▶ **YOUR TASK**:
Below are the records; count the lines in which "headers" occurs and report only that number.

____ DATA SHOWN

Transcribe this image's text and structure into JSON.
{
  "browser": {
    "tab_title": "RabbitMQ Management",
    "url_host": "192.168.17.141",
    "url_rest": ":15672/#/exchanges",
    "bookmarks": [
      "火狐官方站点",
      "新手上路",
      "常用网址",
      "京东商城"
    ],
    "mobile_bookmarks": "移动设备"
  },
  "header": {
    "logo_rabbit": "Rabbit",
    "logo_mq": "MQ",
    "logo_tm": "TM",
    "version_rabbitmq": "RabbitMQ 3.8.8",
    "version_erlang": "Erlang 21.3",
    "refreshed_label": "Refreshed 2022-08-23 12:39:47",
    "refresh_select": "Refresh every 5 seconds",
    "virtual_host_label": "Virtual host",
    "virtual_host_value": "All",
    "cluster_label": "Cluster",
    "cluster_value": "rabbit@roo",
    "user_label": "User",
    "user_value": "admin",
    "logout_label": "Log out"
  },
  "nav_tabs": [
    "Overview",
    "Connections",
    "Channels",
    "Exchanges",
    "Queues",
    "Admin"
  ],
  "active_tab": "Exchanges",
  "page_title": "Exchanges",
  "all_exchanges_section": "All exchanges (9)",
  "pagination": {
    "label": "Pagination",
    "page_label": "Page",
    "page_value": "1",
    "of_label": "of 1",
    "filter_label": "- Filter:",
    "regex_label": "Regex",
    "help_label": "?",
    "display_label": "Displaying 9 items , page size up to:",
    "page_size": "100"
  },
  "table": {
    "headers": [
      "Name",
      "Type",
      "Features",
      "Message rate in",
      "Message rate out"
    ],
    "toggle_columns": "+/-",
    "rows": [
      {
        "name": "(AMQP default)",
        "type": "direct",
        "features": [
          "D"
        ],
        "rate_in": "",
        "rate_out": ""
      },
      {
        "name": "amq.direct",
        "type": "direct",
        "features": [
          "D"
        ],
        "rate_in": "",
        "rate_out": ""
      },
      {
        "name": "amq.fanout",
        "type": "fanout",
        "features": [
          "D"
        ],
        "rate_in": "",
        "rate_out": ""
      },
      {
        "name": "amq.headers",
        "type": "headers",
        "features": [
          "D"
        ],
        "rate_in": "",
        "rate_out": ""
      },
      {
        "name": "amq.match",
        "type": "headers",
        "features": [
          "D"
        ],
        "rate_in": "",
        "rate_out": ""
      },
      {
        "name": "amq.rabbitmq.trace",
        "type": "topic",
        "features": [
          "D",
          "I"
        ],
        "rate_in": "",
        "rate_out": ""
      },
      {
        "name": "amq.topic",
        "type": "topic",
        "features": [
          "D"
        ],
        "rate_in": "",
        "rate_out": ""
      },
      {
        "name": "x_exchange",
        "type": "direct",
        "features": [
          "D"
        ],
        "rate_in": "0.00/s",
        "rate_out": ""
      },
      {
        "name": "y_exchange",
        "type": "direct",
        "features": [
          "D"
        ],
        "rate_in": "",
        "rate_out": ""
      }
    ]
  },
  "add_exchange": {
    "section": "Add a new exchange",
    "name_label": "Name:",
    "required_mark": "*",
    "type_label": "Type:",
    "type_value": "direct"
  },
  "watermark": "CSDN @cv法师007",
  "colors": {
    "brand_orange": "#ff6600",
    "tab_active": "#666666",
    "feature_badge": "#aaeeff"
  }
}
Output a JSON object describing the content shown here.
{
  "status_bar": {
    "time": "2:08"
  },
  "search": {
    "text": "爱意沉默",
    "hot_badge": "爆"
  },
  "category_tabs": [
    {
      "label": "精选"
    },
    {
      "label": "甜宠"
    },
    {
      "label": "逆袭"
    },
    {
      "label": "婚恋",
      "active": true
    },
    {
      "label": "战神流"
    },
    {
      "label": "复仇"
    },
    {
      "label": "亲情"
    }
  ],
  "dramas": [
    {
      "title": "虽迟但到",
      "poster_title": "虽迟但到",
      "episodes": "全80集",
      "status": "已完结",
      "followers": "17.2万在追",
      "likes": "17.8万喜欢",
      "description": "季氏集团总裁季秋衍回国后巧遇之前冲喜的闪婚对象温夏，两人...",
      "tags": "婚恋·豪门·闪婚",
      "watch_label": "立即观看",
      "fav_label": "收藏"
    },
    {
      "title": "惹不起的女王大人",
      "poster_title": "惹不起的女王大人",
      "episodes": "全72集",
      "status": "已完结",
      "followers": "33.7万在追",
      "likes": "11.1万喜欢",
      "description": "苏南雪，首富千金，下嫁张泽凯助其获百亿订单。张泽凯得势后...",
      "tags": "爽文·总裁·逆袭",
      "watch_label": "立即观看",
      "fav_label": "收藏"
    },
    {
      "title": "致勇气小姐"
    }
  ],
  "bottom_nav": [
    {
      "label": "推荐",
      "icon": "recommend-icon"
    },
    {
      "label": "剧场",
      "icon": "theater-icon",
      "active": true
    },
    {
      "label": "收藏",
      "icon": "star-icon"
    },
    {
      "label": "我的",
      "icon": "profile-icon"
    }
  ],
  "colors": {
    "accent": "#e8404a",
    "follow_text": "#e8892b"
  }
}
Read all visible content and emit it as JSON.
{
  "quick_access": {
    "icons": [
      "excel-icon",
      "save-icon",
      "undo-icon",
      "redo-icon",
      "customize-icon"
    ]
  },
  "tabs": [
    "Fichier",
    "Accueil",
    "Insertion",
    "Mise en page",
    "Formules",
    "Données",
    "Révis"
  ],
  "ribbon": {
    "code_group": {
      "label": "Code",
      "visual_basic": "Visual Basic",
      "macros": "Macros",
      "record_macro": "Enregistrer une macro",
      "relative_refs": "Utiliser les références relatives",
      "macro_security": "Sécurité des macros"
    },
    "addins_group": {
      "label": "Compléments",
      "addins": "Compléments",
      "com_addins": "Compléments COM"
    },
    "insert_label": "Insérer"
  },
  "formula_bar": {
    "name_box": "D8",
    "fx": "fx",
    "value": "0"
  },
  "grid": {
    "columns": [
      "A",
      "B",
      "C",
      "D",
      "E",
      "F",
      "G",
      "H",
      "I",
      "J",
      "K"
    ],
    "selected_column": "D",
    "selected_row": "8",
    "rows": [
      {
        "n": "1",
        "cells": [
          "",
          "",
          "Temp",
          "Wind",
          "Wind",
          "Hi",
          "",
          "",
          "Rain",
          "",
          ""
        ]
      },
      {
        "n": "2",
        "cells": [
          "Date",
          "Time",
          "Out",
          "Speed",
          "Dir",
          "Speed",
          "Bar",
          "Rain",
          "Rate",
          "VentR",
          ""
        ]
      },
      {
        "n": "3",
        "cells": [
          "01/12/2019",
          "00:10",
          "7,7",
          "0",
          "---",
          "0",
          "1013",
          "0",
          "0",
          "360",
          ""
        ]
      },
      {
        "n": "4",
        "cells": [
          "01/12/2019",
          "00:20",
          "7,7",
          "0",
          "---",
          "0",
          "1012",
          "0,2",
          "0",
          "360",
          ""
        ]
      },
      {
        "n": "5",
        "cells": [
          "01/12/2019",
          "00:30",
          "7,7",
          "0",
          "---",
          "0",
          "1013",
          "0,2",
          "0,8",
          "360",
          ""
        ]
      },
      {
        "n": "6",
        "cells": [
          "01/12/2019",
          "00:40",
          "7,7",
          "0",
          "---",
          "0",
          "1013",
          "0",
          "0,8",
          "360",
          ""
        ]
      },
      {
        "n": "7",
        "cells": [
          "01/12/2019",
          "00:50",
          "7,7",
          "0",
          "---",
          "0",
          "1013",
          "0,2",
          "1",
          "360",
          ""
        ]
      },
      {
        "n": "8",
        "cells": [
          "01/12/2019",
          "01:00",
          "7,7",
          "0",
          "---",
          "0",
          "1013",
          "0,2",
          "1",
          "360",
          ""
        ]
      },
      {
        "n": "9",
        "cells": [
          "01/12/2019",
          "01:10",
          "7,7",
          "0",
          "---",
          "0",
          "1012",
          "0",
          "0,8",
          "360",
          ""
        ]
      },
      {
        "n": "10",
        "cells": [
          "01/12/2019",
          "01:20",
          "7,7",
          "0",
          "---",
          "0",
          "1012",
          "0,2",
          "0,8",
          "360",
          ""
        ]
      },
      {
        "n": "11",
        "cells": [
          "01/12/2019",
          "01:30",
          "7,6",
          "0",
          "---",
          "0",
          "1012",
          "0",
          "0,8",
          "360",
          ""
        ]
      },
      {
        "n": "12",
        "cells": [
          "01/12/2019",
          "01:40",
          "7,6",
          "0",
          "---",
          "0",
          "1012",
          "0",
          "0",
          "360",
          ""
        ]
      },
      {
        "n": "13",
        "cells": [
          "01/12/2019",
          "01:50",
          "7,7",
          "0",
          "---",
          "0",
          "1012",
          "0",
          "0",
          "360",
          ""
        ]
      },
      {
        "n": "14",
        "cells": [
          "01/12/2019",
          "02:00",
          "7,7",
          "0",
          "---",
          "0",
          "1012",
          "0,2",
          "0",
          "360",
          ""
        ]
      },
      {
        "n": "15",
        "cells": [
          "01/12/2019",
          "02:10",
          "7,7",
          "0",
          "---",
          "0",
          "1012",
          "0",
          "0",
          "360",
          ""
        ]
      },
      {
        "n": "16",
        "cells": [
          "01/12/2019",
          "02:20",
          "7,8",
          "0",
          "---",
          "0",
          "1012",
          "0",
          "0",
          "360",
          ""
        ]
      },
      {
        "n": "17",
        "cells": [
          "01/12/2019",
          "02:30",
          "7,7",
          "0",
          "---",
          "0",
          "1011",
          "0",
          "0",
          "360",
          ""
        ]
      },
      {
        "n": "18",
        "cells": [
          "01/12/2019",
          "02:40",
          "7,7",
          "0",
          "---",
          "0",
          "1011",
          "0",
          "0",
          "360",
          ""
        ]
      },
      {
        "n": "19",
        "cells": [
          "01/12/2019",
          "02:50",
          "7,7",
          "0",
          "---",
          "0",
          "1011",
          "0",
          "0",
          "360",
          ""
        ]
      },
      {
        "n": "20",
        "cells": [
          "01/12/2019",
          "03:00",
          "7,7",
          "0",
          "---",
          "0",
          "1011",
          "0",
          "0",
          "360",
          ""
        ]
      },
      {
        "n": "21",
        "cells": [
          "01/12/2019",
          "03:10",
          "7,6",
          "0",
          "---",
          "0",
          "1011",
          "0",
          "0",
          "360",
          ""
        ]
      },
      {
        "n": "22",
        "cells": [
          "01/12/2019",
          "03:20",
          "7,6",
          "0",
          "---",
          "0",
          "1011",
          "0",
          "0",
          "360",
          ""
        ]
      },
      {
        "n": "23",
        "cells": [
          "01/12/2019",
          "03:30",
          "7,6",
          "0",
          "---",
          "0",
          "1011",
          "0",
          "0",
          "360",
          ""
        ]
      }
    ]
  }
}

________

▶ **EXERCISE OUTPUT**:
4